Wherever an image appears in the data, omit it and copy all the remaining text word for word.

Dataset rows for apps and sites:
*** Begin section ***
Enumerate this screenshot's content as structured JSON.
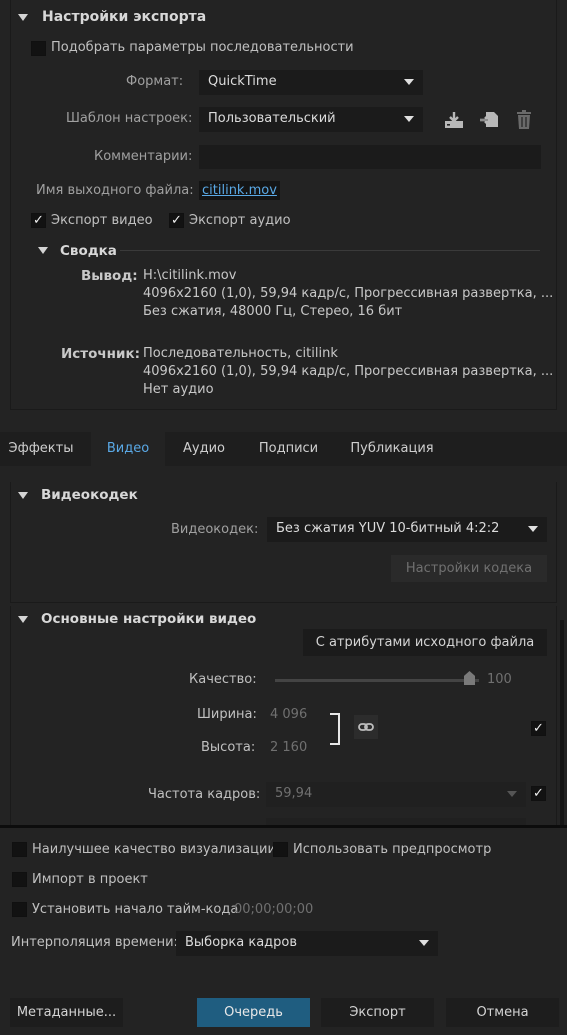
{
  "export_settings": {
    "title": "Настройки экспорта",
    "match_sequence_label": "Подобрать параметры последовательности",
    "format_label": "Формат:",
    "format_value": "QuickTime",
    "preset_label": "Шаблон настроек:",
    "preset_value": "Пользовательский",
    "comments_label": "Комментарии:",
    "comments_value": "",
    "output_name_label": "Имя выходного файла:",
    "output_name_value": "citilink.mov",
    "export_video_label": "Экспорт видео",
    "export_audio_label": "Экспорт аудио",
    "export_video_checked": true,
    "export_audio_checked": true
  },
  "summary": {
    "title": "Сводка",
    "output_label": "Вывод:",
    "output_lines": [
      "H:\\citilink.mov",
      "4096x2160 (1,0), 59,94 кадр/с, Прогрессивная развертка, ...",
      "Без сжатия, 48000 Гц, Стерео, 16 бит"
    ],
    "source_label": "Источник:",
    "source_lines": [
      "Последовательность, citilink",
      "4096x2160 (1,0), 59,94 кадр/с, Прогрессивная развертка, ...",
      "Нет аудио"
    ]
  },
  "tabs": [
    {
      "label": "Эффекты",
      "active": false
    },
    {
      "label": "Видео",
      "active": true
    },
    {
      "label": "Аудио",
      "active": false
    },
    {
      "label": "Подписи",
      "active": false
    },
    {
      "label": "Публикация",
      "active": false
    }
  ],
  "video_codec": {
    "title": "Видеокодек",
    "codec_label": "Видеокодек:",
    "codec_value": "Без сжатия YUV 10-битный 4:2:2",
    "codec_settings_button": "Настройки кодека"
  },
  "basic_video": {
    "title": "Основные настройки видео",
    "match_source_button": "С атрибутами исходного файла",
    "quality_label": "Качество:",
    "quality_value": "100",
    "quality_fraction": 1.0,
    "width_label": "Ширина:",
    "width_value": "4 096",
    "height_label": "Высота:",
    "height_value": "2 160",
    "frame_rate_label": "Частота кадров:",
    "frame_rate_value": "59,94"
  },
  "bottom": {
    "max_render_quality_label": "Наилучшее качество визуализации",
    "use_previews_label": "Использовать предпросмотр",
    "import_into_project_label": "Импорт в проект",
    "set_start_timecode_label": "Установить начало тайм-кода",
    "start_timecode_value": "00;00;00;00",
    "time_interpolation_label": "Интерполяция времени:",
    "time_interpolation_value": "Выборка кадров",
    "metadata_button": "Метаданные...",
    "queue_button": "Очередь",
    "export_button": "Экспорт",
    "cancel_button": "Отмена"
  },
  "colors": {
    "accent": "#1f5d80",
    "link": "#5aa9e6",
    "panel_bg": "#232323",
    "field_bg": "#1b1b1b"
  }
}
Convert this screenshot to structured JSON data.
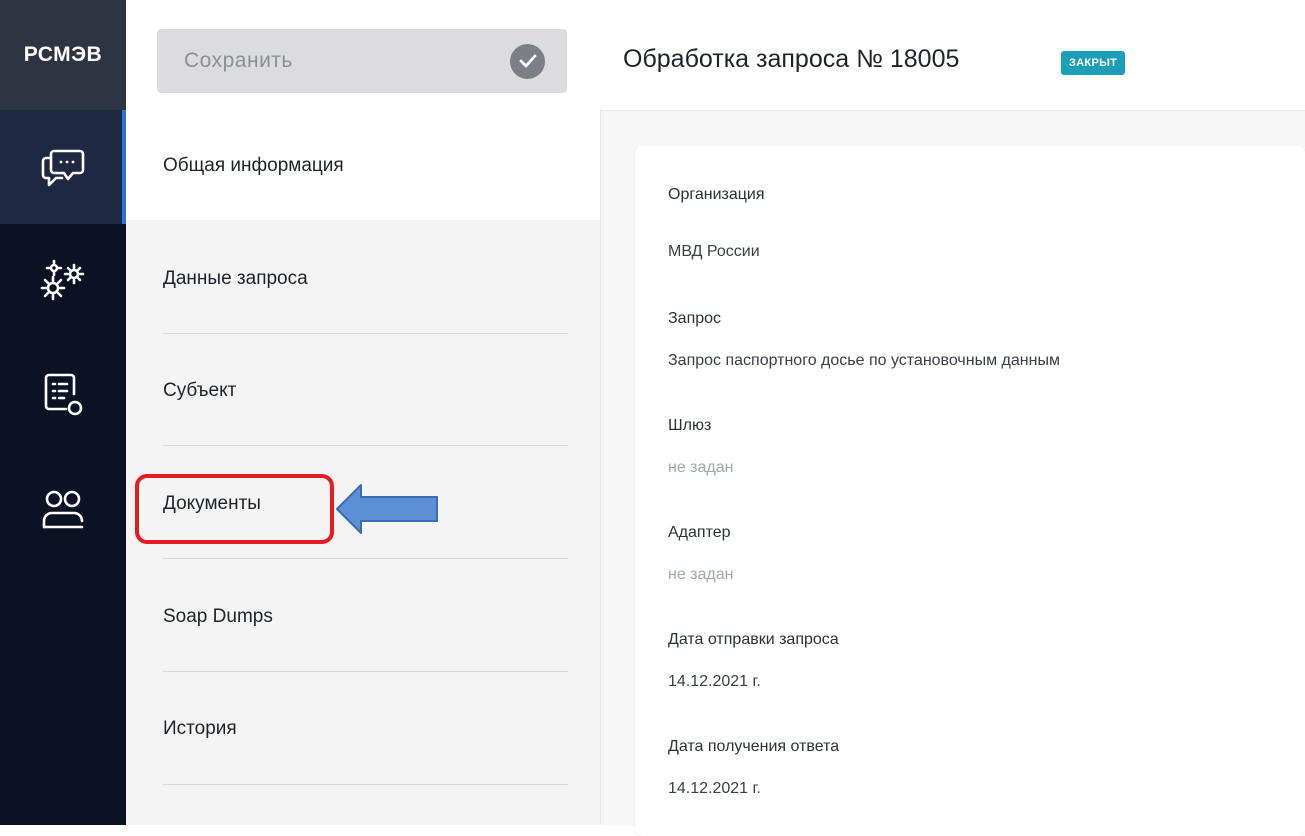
{
  "app": {
    "logo_text": "РСМЭВ"
  },
  "rail": {
    "items": [
      {
        "icon": "chat-icon",
        "active": true
      },
      {
        "icon": "gears-icon",
        "active": false
      },
      {
        "icon": "list-search-icon",
        "active": false
      },
      {
        "icon": "users-icon",
        "active": false
      }
    ]
  },
  "toolbar": {
    "save_label": "Сохранить",
    "save_icon": "check-circle-icon"
  },
  "header": {
    "title": "Обработка запроса № 18005",
    "status": "ЗАКРЫТ"
  },
  "sections": [
    {
      "label": "Общая информация",
      "active": true
    },
    {
      "label": "Данные запроса",
      "active": false
    },
    {
      "label": "Субъект",
      "active": false
    },
    {
      "label": "Документы",
      "active": false,
      "highlighted": true
    },
    {
      "label": "Soap Dumps",
      "active": false
    },
    {
      "label": "История",
      "active": false
    }
  ],
  "details": [
    {
      "label": "Организация",
      "value": "МВД России",
      "muted": false
    },
    {
      "label": "Запрос",
      "value": "Запрос паспортного досье по установочным данным",
      "muted": false
    },
    {
      "label": "Шлюз",
      "value": "не задан",
      "muted": true
    },
    {
      "label": "Адаптер",
      "value": "не задан",
      "muted": true
    },
    {
      "label": "Дата отправки запроса",
      "value": "14.12.2021 г.",
      "muted": false
    },
    {
      "label": "Дата получения ответа",
      "value": "14.12.2021 г.",
      "muted": false
    }
  ],
  "colors": {
    "rail_bg": "#0b1226",
    "accent": "#2f6fe0",
    "status_badge": "#1a9fb6",
    "highlight": "#e51c23",
    "arrow_fill": "#5b8fd6"
  }
}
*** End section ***
ANSWER BOX.
Enumerate this screenshot's content as structured JSON.
{
  "export_settings": {
    "title": "Настройки экспорта",
    "match_sequence_label": "Подобрать параметры последовательности",
    "format_label": "Формат:",
    "format_value": "QuickTime",
    "preset_label": "Шаблон настроек:",
    "preset_value": "Пользовательский",
    "comments_label": "Комментарии:",
    "comments_value": "",
    "output_name_label": "Имя выходного файла:",
    "output_name_value": "citilink.mov",
    "export_video_label": "Экспорт видео",
    "export_audio_label": "Экспорт аудио",
    "export_video_checked": true,
    "export_audio_checked": true
  },
  "summary": {
    "title": "Сводка",
    "output_label": "Вывод:",
    "output_lines": [
      "H:\\citilink.mov",
      "4096x2160 (1,0), 59,94 кадр/с, Прогрессивная развертка, ...",
      "Без сжатия, 48000 Гц, Стерео, 16 бит"
    ],
    "source_label": "Источник:",
    "source_lines": [
      "Последовательность, citilink",
      "4096x2160 (1,0), 59,94 кадр/с, Прогрессивная развертка, ...",
      "Нет аудио"
    ]
  },
  "tabs": [
    {
      "label": "Эффекты",
      "active": false
    },
    {
      "label": "Видео",
      "active": true
    },
    {
      "label": "Аудио",
      "active": false
    },
    {
      "label": "Подписи",
      "active": false
    },
    {
      "label": "Публикация",
      "active": false
    }
  ],
  "video_codec": {
    "title": "Видеокодек",
    "codec_label": "Видеокодек:",
    "codec_value": "Без сжатия YUV 10-битный 4:2:2",
    "codec_settings_button": "Настройки кодека"
  },
  "basic_video": {
    "title": "Основные настройки видео",
    "match_source_button": "С атрибутами исходного файла",
    "quality_label": "Качество:",
    "quality_value": "100",
    "quality_fraction": 1.0,
    "width_label": "Ширина:",
    "width_value": "4 096",
    "height_label": "Высота:",
    "height_value": "2 160",
    "frame_rate_label": "Частота кадров:",
    "frame_rate_value": "59,94"
  },
  "bottom": {
    "max_render_quality_label": "Наилучшее качество визуализации",
    "use_previews_label": "Использовать предпросмотр",
    "import_into_project_label": "Импорт в проект",
    "set_start_timecode_label": "Установить начало тайм-кода",
    "start_timecode_value": "00;00;00;00",
    "time_interpolation_label": "Интерполяция времени:",
    "time_interpolation_value": "Выборка кадров",
    "metadata_button": "Метаданные...",
    "queue_button": "Очередь",
    "export_button": "Экспорт",
    "cancel_button": "Отмена"
  },
  "colors": {
    "accent": "#1f5d80",
    "link": "#5aa9e6",
    "panel_bg": "#232323",
    "field_bg": "#1b1b1b"
  }
}
Convert this screenshot to structured JSON data.
{
  "app": {
    "logo_text": "РСМЭВ"
  },
  "rail": {
    "items": [
      {
        "icon": "chat-icon",
        "active": true
      },
      {
        "icon": "gears-icon",
        "active": false
      },
      {
        "icon": "list-search-icon",
        "active": false
      },
      {
        "icon": "users-icon",
        "active": false
      }
    ]
  },
  "toolbar": {
    "save_label": "Сохранить",
    "save_icon": "check-circle-icon"
  },
  "header": {
    "title": "Обработка запроса № 18005",
    "status": "ЗАКРЫТ"
  },
  "sections": [
    {
      "label": "Общая информация",
      "active": true
    },
    {
      "label": "Данные запроса",
      "active": false
    },
    {
      "label": "Субъект",
      "active": false
    },
    {
      "label": "Документы",
      "active": false,
      "highlighted": true
    },
    {
      "label": "Soap Dumps",
      "active": false
    },
    {
      "label": "История",
      "active": false
    }
  ],
  "details": [
    {
      "label": "Организация",
      "value": "МВД России",
      "muted": false
    },
    {
      "label": "Запрос",
      "value": "Запрос паспортного досье по установочным данным",
      "muted": false
    },
    {
      "label": "Шлюз",
      "value": "не задан",
      "muted": true
    },
    {
      "label": "Адаптер",
      "value": "не задан",
      "muted": true
    },
    {
      "label": "Дата отправки запроса",
      "value": "14.12.2021 г.",
      "muted": false
    },
    {
      "label": "Дата получения ответа",
      "value": "14.12.2021 г.",
      "muted": false
    }
  ],
  "colors": {
    "rail_bg": "#0b1226",
    "accent": "#2f6fe0",
    "status_badge": "#1a9fb6",
    "highlight": "#e51c23",
    "arrow_fill": "#5b8fd6"
  }
}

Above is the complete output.